South Africa's Toyota Hilux AT vehicles (built by Toyota SA and converted by Arctic Trucks) have set some new world records in the harsh Antarctic climate.
The first record was already recorded late last year when the vehicles, as part of an expedition organised by the Kazakhstan National Geographic Society, crossed 2308km of the Antarctica High Plateau from Novolazarevskaya station (Novo) to the South Pole in 108 hours.
On the return journey this record, officially recognised by the Guinness Book of World Records, was unofficially bettered to only 3.5 days, at an average speed of 27.5km/h.
Using two Hilux AT44 6x6 and two Hilux AT44 4x4 vehicles, a team from Extreme World Races earlier this week set a new world record for the fastest time to reach the Pole.
They followed a route from the ice edge near McMurdo Sound on the southern side of Antarctica, across the Ross Ice Shelf and on to the Antarctic plateau to reach their destination.
Their journey started on 16 December and the Pole was reached on 18 December 2011 - only 47 hours (less than two days) later, of which only 17.5 hours was spent driving.

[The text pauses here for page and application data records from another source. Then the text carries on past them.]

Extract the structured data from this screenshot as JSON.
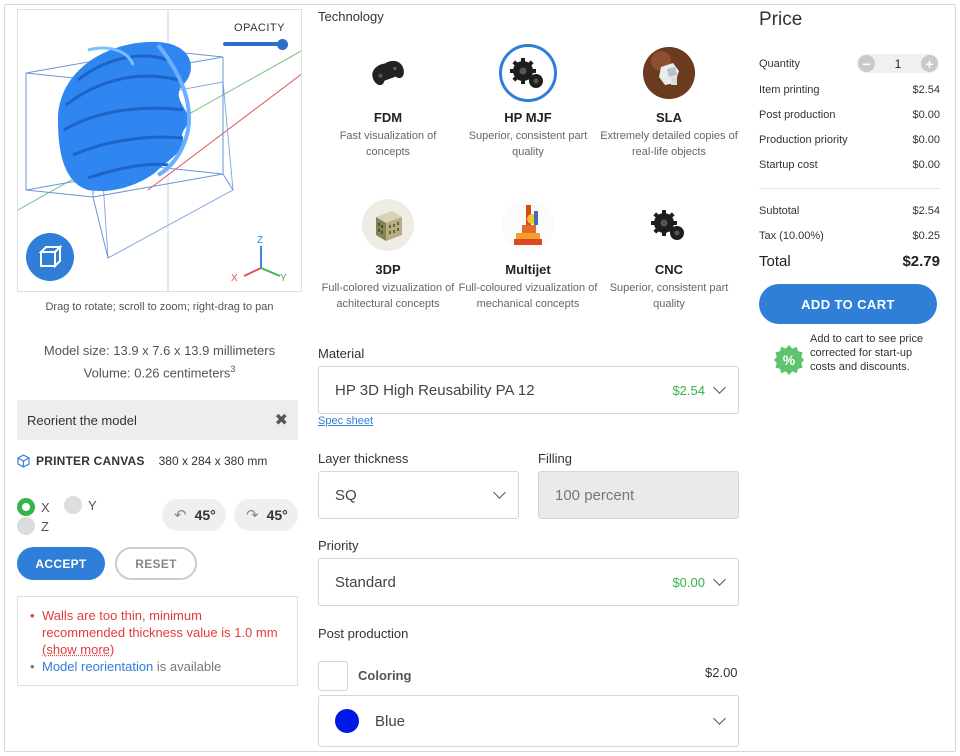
{
  "viewer": {
    "opacity_label": "OPACITY",
    "opacity_value": 1.0,
    "axis_labels": {
      "x": "X",
      "y": "Y",
      "z": "Z"
    },
    "hint": "Drag to rotate; scroll to zoom; right-drag to pan"
  },
  "model": {
    "size": "Model size: 13.9 x 7.6 x 13.9 millimeters",
    "volume": "Volume: 0.26 centimeters",
    "volume_sup": "3"
  },
  "reorient": {
    "title": "Reorient the model",
    "close_icon": "close-icon",
    "printer_label": "PRINTER CANVAS",
    "printer_dims": "380 x 284 x 380 mm",
    "axes": {
      "x": "X",
      "y": "Y",
      "z": "Z"
    },
    "selected_axis": "X",
    "rotate_left": "45°",
    "rotate_right": "45°",
    "accept": "ACCEPT",
    "reset": "RESET"
  },
  "warnings": {
    "error_text": "Walls are too thin, minimum recommended thickness value is 1.0 mm",
    "show_more": "(show more)",
    "info_link": "Model reorientation",
    "info_text": " is available"
  },
  "technology": {
    "label": "Technology",
    "selected": "HP MJF",
    "items": [
      {
        "name": "FDM",
        "desc": "Fast visualization of concepts",
        "icon": "gamepad-part-icon"
      },
      {
        "name": "HP MJF",
        "desc": "Superior, consistent part quality",
        "icon": "gears-icon"
      },
      {
        "name": "SLA",
        "desc": "Extremely detailed copies of real-life objects",
        "icon": "sla-part-icon"
      },
      {
        "name": "3DP",
        "desc": "Full-colored vizualization of achitectural concepts",
        "icon": "building-model-icon"
      },
      {
        "name": "Multijet",
        "desc": "Full-coloured vizualization of mechanical concepts",
        "icon": "mechanical-model-icon"
      },
      {
        "name": "CNC",
        "desc": "Superior, consistent part quality",
        "icon": "gears-icon"
      }
    ]
  },
  "material": {
    "label": "Material",
    "value": "HP 3D High Reusability PA 12",
    "price": "$2.54",
    "spec_sheet": "Spec sheet"
  },
  "layer": {
    "label": "Layer thickness",
    "value": "SQ"
  },
  "filling": {
    "label": "Filling",
    "value": "100 percent"
  },
  "priority": {
    "label": "Priority",
    "value": "Standard",
    "price": "$0.00"
  },
  "post_production": {
    "label": "Post production",
    "coloring_label": "Coloring",
    "coloring_price": "$2.00",
    "color_value": "Blue",
    "color_hex": "#0019e6"
  },
  "price": {
    "title": "Price",
    "quantity_label": "Quantity",
    "quantity": "1",
    "rows": [
      {
        "label": "Item printing",
        "value": "$2.54"
      },
      {
        "label": "Post production",
        "value": "$0.00"
      },
      {
        "label": "Production priority",
        "value": "$0.00"
      },
      {
        "label": "Startup cost",
        "value": "$0.00"
      }
    ],
    "subtotal_label": "Subtotal",
    "subtotal": "$2.54",
    "tax_label": "Tax (10.00%)",
    "tax": "$0.25",
    "total_label": "Total",
    "total": "$2.79",
    "add_to_cart": "ADD TO CART",
    "note": "Add to cart to see price corrected for start-up costs and discounts.",
    "badge": "%"
  },
  "colors": {
    "accent": "#2f7ed8",
    "success": "#36b34a",
    "error": "#e33b3b"
  }
}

This still unofficial record was set as part of a bigger expedition by the EWR team: To twice traverse the Antarctic continent from coast to coast. The first continental crossing was achieved on 14 December.
The team's second arrival at the South Pole (on 18 December) also meant they notched up another accolade - as the expedition that has driven the longest distance ever on Antarctica and also completed the longest traverse from coast to coast.
From Novo to McMurdo they covered almost 4500km and back to the South Pole another 1350km, a distance of 5850km (more than four times the distance between Johannesburg and Cape Town!) - in snow and ice, freezing conditions and white-outs.
The vehicles performed admirably in the dangerous conditions, negotiating crevasses “big enough to swallow all the cars”, as one team member succinctly put it, on the Ross Ice Shelf.
Another remarked that the Hilux vehicles can carry 3-4 tons of equipment “and still float over the surface”. A decision to only load the 6x6's to a maximum 2.5 tons “has saved hundreds of litres of fuel” and “the vehicles are performing better than ever”. “They are a God sent!” he exclaimed.